The book leads us to ask ourselves how many people in the world actually know what they really want. And even if they do know, how many people have the will and endurance to push toward that dream? Then the author makes us believe that if you really want something to happen, the dream will come true.
Like many other ordinary students here, my dream in high school was to enter a top college. As high school students, we desperately concentrated on passing the college entrance examination. For this examination, we stopped thinking about anything else in our lives. Entering college was our only goal.
Upon entering university life, however, students realize that their next dream is already laid out for them ― to look for a job. Our elders tell us that our college years are the only time when we can think about the meaning of life and find out our talent that we should pursue. Our college days are an important period, a passage between youth and adulthood. Only by going through this time thoughtfully can we expect to have rewarding adult lives.
These days, however, most university students can’t seem to manage going through this process. It seems both academia and society are trying to straightjacket us by pressing on us their dreams instead of allowing us to have our own.
It has not been long since Korean colleges introduced a faculty system, where all freshmen study liberal arts before being divided into specific majors. But the majors are allocated by grade point average, so the competition begins once a student enters college. Sometimes those who get good grades end up with a major that’s popular and competitive though it may not be what they want to study. Students who do not get good grades are likewise shunted into other majors.
To survive the grade competition, students compete to sign up for courses known to be relatively easy and take them in spite of their interests or aptitude.
If some are lucky and get the major they want, the competition is not over. They must study incessantly for yet more tests ― to get a job. We can’t expect these crammers, who cannot think about their own lives because they spend most of their time in the library, to know what they want to do in the future. Much less will they be able to develop good relationships with others.
Acquiring knowledge and skills is important, but that’s not the only purpose of higher education.

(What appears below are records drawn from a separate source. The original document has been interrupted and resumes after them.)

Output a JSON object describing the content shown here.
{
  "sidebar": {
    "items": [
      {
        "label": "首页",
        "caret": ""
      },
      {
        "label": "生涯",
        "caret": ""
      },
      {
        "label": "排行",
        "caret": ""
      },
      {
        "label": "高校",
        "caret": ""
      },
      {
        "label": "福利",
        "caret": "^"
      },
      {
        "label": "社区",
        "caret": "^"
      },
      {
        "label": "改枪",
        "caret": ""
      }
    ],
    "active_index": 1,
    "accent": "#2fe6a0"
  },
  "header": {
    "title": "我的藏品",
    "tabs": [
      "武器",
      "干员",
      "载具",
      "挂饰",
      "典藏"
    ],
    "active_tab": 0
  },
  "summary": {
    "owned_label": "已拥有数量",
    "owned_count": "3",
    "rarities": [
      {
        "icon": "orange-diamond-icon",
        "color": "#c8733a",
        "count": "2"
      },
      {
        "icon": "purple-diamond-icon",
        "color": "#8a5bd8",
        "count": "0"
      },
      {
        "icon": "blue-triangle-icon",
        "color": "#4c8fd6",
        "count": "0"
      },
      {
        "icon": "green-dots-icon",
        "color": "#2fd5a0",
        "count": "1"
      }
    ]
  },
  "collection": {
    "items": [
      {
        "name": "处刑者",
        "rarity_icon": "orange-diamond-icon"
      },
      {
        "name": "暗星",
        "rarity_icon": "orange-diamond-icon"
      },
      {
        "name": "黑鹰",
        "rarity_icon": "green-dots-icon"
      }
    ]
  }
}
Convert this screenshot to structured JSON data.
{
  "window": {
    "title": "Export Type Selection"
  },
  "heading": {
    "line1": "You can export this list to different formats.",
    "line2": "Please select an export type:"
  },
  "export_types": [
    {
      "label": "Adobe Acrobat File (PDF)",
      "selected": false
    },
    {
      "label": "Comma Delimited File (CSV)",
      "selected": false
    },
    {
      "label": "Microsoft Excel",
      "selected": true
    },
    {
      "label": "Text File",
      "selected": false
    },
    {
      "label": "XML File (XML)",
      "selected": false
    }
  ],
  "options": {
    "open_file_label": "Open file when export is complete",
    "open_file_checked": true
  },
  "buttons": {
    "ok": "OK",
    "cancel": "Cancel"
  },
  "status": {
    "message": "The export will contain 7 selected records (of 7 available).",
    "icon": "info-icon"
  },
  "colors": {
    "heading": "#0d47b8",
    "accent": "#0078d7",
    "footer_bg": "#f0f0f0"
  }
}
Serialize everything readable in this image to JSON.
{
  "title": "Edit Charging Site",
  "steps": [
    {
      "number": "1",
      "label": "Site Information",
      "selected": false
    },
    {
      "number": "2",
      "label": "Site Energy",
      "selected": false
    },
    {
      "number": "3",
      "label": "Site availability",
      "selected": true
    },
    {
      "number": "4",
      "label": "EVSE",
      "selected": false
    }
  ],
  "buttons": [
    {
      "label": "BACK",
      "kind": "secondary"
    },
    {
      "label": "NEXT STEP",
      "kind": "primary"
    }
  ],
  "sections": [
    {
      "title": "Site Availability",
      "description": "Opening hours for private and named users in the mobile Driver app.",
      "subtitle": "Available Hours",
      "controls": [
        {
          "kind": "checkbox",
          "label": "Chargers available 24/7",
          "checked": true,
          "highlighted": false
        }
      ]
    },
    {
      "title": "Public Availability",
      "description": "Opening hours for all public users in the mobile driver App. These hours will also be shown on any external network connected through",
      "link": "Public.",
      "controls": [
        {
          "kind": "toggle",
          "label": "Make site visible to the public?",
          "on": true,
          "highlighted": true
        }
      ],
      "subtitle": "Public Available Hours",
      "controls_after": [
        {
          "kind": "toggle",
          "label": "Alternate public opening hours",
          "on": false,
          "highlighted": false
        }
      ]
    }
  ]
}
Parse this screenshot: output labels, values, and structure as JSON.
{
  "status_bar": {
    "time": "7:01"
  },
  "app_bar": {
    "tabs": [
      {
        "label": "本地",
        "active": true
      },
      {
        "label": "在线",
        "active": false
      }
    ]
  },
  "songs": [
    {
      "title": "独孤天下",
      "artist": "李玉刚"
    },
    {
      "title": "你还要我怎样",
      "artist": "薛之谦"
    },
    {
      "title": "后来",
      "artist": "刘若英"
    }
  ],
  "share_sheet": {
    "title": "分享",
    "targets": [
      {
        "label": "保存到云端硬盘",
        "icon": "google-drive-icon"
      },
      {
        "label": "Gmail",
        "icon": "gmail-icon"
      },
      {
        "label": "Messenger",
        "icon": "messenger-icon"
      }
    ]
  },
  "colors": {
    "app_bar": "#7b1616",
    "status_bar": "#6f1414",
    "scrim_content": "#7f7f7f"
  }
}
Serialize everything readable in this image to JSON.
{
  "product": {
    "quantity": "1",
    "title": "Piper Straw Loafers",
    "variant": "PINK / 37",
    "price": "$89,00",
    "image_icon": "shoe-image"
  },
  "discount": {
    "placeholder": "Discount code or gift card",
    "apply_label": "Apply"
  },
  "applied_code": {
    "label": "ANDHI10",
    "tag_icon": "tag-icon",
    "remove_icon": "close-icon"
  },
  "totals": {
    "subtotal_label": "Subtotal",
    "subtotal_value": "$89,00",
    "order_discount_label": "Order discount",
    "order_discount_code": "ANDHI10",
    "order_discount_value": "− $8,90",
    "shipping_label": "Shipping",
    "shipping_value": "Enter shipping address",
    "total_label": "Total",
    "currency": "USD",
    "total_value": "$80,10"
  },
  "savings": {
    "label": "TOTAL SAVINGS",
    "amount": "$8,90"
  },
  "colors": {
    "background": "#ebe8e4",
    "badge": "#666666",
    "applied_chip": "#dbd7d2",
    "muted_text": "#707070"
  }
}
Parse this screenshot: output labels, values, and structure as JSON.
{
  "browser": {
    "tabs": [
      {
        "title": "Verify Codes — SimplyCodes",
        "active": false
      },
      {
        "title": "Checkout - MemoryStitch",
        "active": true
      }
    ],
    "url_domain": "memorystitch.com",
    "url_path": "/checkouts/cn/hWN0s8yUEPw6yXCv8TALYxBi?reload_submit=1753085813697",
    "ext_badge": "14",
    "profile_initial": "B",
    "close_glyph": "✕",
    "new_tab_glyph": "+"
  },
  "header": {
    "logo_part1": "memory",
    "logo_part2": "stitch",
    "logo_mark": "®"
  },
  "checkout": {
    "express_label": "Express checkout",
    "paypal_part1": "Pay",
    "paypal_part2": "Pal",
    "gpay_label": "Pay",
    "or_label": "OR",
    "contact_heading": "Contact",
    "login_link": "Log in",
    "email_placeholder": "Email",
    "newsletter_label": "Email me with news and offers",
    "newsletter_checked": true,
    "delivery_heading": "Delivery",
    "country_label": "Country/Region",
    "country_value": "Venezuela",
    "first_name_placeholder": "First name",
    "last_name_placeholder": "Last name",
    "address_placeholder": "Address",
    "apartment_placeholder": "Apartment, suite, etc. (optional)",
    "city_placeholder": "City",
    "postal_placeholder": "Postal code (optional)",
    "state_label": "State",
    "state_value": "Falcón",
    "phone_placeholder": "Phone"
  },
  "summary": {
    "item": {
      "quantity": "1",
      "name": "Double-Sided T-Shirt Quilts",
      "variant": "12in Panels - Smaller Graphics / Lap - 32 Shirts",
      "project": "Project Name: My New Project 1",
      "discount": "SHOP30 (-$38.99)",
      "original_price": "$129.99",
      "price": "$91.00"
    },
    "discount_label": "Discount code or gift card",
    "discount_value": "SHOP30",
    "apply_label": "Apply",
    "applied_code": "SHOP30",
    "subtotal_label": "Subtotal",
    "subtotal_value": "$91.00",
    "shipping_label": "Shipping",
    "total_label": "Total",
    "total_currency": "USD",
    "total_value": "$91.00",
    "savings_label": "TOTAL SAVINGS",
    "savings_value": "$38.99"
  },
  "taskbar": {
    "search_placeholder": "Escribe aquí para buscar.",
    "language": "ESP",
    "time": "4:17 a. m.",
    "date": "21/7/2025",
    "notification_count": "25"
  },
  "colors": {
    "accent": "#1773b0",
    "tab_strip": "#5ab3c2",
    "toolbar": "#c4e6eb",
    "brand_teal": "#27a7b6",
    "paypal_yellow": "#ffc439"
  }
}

A well-rounded university education should foster the life skills required to become real adults who are responsible and self-confident leadership with the capacity for prudence.
*The writer is a reporter for The Argus, a newspaper at Hankuk University of Foreign Studies.
by Mun Hyeon-gyeong